Several recent studies have concluded that professional football players tend to live longer than other “American men in general.” This research implies that the benefits of professional football, including physical fitness and affluence, may outweigh risks such as cardiovascular and neurological health problems. Researchers from the University of Minnesota questioned the accuracy of these findings on the grounds that professional football players are unlike “American men in general” in ways that are consequential for mortality.
“When we started digging into the literature on later life health outcomes for professional American football players, we were initially surprised to find a relatively large number of studies that found football players lived longer than American men in general,” said Gina Rumore, program development director of the Institute for Social Research and Data Innovation and an author on the paper. "We believe a better strategy for understanding the association between playing football and mortality is to compare football players to men who are like them in every respect — except they never played professional football."
In a new study, published in the Proceedings of the National Academy of Sciences, the research team conducted two sets of analyses. First, they compared men drafted to play professional football in the 1950s — some of whom played and some of whom never played in any professional league.
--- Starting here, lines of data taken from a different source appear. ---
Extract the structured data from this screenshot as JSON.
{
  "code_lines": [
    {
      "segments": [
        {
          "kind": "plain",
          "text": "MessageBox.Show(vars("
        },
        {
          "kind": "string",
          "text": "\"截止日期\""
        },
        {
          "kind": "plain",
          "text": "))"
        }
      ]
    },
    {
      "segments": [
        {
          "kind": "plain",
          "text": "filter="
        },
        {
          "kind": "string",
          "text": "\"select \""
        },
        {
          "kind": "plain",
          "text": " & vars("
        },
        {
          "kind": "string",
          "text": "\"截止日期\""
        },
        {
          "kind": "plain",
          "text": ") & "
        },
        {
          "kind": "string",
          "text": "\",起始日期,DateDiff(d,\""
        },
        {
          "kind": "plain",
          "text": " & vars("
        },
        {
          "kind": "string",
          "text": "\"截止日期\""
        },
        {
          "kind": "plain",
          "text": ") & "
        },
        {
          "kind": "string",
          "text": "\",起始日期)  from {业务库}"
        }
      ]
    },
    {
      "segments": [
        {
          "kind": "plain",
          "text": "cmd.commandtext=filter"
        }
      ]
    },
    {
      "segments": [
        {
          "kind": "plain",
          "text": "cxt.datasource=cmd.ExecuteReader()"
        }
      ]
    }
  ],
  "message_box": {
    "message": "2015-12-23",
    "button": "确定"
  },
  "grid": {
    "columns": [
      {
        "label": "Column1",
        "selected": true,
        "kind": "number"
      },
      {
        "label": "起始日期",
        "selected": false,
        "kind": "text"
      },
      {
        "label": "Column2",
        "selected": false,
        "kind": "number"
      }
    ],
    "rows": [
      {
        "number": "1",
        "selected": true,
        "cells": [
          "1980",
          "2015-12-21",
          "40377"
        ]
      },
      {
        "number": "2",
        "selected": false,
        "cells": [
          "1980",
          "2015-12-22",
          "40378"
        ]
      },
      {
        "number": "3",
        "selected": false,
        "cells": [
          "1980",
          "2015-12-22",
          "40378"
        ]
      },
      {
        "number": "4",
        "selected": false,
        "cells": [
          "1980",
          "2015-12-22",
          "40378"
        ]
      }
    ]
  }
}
Second, they compared professional football players who began their careers in the late 1980s through the mid 1990s to a nationally representative group of men who — like football players — were employed, not disabled, not in poverty and who completed at least three years of college.
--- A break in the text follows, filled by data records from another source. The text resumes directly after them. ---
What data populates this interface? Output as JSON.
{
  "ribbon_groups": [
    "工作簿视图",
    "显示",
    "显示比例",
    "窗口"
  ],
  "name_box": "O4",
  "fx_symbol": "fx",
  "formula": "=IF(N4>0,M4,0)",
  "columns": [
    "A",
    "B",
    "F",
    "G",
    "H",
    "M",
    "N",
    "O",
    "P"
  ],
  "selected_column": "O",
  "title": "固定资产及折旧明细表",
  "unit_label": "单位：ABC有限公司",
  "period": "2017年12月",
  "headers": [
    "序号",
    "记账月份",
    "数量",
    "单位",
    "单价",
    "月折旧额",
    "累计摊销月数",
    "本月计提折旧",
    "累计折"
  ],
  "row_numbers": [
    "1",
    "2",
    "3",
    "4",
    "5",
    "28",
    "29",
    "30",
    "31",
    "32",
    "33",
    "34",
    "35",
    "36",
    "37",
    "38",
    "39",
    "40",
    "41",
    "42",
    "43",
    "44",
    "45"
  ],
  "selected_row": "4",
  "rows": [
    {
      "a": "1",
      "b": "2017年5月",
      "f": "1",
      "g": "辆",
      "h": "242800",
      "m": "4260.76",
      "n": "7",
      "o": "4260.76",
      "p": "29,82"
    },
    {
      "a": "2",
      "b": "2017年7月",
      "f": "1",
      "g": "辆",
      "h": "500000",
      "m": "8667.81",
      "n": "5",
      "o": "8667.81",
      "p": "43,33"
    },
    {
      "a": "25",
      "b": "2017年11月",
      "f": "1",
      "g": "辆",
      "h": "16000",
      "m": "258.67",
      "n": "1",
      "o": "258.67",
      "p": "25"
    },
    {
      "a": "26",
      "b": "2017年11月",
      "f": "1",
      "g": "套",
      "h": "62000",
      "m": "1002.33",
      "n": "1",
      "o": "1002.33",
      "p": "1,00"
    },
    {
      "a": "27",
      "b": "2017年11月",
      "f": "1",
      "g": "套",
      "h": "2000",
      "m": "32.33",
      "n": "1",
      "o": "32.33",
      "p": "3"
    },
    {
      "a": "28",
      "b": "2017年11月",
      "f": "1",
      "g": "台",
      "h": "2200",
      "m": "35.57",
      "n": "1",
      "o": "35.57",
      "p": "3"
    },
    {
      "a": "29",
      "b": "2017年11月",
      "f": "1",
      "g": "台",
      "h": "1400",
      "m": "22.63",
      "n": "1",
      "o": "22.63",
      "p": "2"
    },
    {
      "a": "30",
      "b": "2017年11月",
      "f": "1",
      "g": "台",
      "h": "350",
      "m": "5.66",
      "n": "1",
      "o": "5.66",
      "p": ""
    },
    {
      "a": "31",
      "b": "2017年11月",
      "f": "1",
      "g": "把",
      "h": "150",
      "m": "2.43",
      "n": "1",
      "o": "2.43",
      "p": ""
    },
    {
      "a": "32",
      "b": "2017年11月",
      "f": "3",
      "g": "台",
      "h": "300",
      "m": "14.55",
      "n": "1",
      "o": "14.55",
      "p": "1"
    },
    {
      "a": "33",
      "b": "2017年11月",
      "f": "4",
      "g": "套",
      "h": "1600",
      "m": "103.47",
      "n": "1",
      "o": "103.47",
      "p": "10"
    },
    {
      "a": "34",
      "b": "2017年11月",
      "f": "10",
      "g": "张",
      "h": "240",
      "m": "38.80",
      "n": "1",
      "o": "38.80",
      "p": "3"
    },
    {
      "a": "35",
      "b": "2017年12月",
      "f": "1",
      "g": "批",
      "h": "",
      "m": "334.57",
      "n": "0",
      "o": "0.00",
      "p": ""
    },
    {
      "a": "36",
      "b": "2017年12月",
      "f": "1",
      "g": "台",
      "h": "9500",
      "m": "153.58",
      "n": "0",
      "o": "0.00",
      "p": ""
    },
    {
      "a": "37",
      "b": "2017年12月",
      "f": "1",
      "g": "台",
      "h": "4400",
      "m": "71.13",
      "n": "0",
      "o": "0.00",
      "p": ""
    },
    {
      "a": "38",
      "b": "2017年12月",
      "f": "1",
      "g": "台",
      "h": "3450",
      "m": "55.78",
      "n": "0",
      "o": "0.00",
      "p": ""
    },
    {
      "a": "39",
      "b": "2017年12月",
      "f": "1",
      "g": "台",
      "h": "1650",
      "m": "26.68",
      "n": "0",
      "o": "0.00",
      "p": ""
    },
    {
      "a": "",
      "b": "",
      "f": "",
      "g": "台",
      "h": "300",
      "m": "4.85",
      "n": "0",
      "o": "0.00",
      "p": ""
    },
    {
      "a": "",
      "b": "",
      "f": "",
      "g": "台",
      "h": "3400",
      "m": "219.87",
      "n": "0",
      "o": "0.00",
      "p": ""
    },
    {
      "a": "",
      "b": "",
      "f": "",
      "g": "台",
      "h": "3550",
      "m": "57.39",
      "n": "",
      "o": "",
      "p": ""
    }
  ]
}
In both analyses, they found:
- Linemen die earlier than otherwise similar men.
- Other position players die no sooner or later.
In the second analysis, they found:
- 3.1% of football players died within 25 years of initial observation.
- 2.3% of comparable American men died within that time frame.
“Professional football players may live longer than ‘American men in general,’ but this does not mean that playing professional football extends players' lives,” said Rob Warren, a professor in the U of M College of Liberal Arts and lead author of the study. “In fact, when we compare players to otherwise comparable men, linemen's lives are shorter and other players' lives are about the same length.”
While this research only considers men who have played professional football, future research will compare the longevity of American football players to those who have never played football before at any level.
Funding for this project was provided by the Minnesota Population Center, which receives core funding from the Eunice Kennedy Shriver National Institute for Child Health and Human Development and the University of Minnesota’s Life Course Center, which receives core funding from the National institute on Aging.